South Africa was the land of the unfortunate encounter with institutional racism for Mahatma Gandhi. He found and established values in which he could fight against racial discrimination and civil rights violations for the rest of his life. Gandhi sated, “during ten years, that is, until 1914, excepting the intervals of my enforced rest in prison, there was hardly an issue of Indian Opinion without an article from me… the journal became for me a training in self-restraint, and for friends a medium to keep in touch with my thoughts.”16 He spent ten years living in South Africa, fighting for human rights, and writing about his journey for the Indian Opinion, an experience and self reflection triggered by the discrimination Indians faced in South Africa. He used adversity to shape his determination and mindset and framework of nonviolence for his future endeavors including India’s independence from the United Kingdom.
- “Gandhi in South Africa,” April 17, 2013, Maps of India. ↵
- Ashwin Desai and Goolam H Vahed, The South African Gandhi: Stretcher-Bearer of Empire, (Stanford University Press, 2015), 19. ↵
- Encyclopedia Britannica Online, s.v. “Boer,” by Shiveta Singh, last modified 2014. ↵
- Ashwin Desai and Goolam H Vahed, The South African Gandhi: Stretcher-Bearer of Empire, (Stanford University Press, 2015), 20. ↵
- Encyclopedia Britannica Online, s.v. “Peace of Vereeniging South Africa 1902,” by Darshana Das, last modified 2019. ↵
- Annette Barnabas & Paul Sundararajan Clifford, “Mahatma Gandhi – An Indian Model of Servant Leadership,” International Journal of Leadership Studies 7, no.2 (2012): 132-146. ↵
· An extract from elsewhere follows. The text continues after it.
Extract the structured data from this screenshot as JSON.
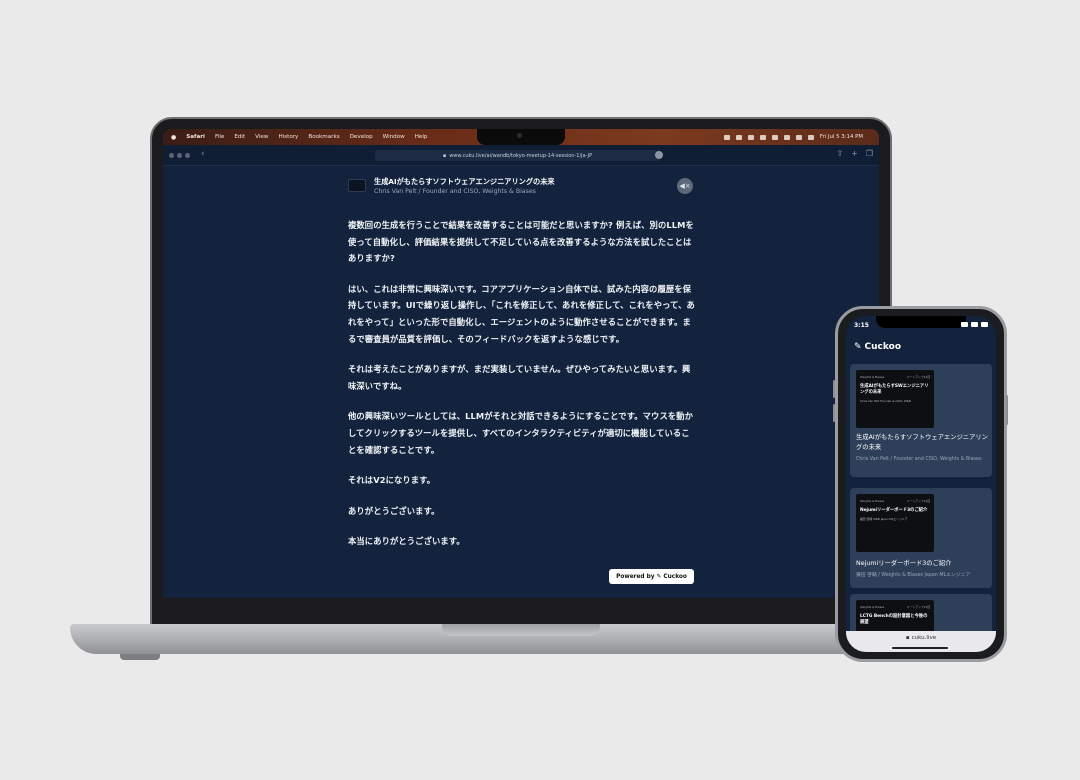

- Daniel M. Mayton II, “Gandhi as Peacebuilder: The Social Psychology of Satyagraha,” Peace, Conflict, and Violence: Peace Psychology for the 21st Century, (2001): 1-19. ↵
- Annette Barnabas & Paul Sundararajan Clifford, “Mahatma Gandhi – An Indian Model of Servant Leadership,” International Journal of Leadership Studies 7, no.2 (2012):132-146. ↵
- George Hendrick, The Influence of Thoreau’s ‘Civil Disobedience’ on Gandhi’s Satyagraha, (The New England Quarterly, 1957), 29. ↵
- “Years of Arrests & Imprisonment of Mahatma Gandhi,” 2005. ↵
- Richard Attenborough, The Words of Gandhi (HarperCollins, 1999), 39-42. ↵
- Nelson Mandela, “The Sacred Warrior,” Time Magazine, December 31, 1999, 1. ↵
- “South Africa and the United Nations 1946-1990,” South African History Online, https://www.sahistory.org.za/article/south-africa-and-united-nations-1946-1990. ↵
- United Nations, Charter of the United Nations, (1945). ↵
- Arthur J. Goldberg, “The Status of Apartheid under International Law,” Law Journal Library 13, no.1 (1985): 1-8. ↵
- Mohandas K. Gandhi, Autobiography: The Story of my Experiments with Truth, (1927), 326. ↵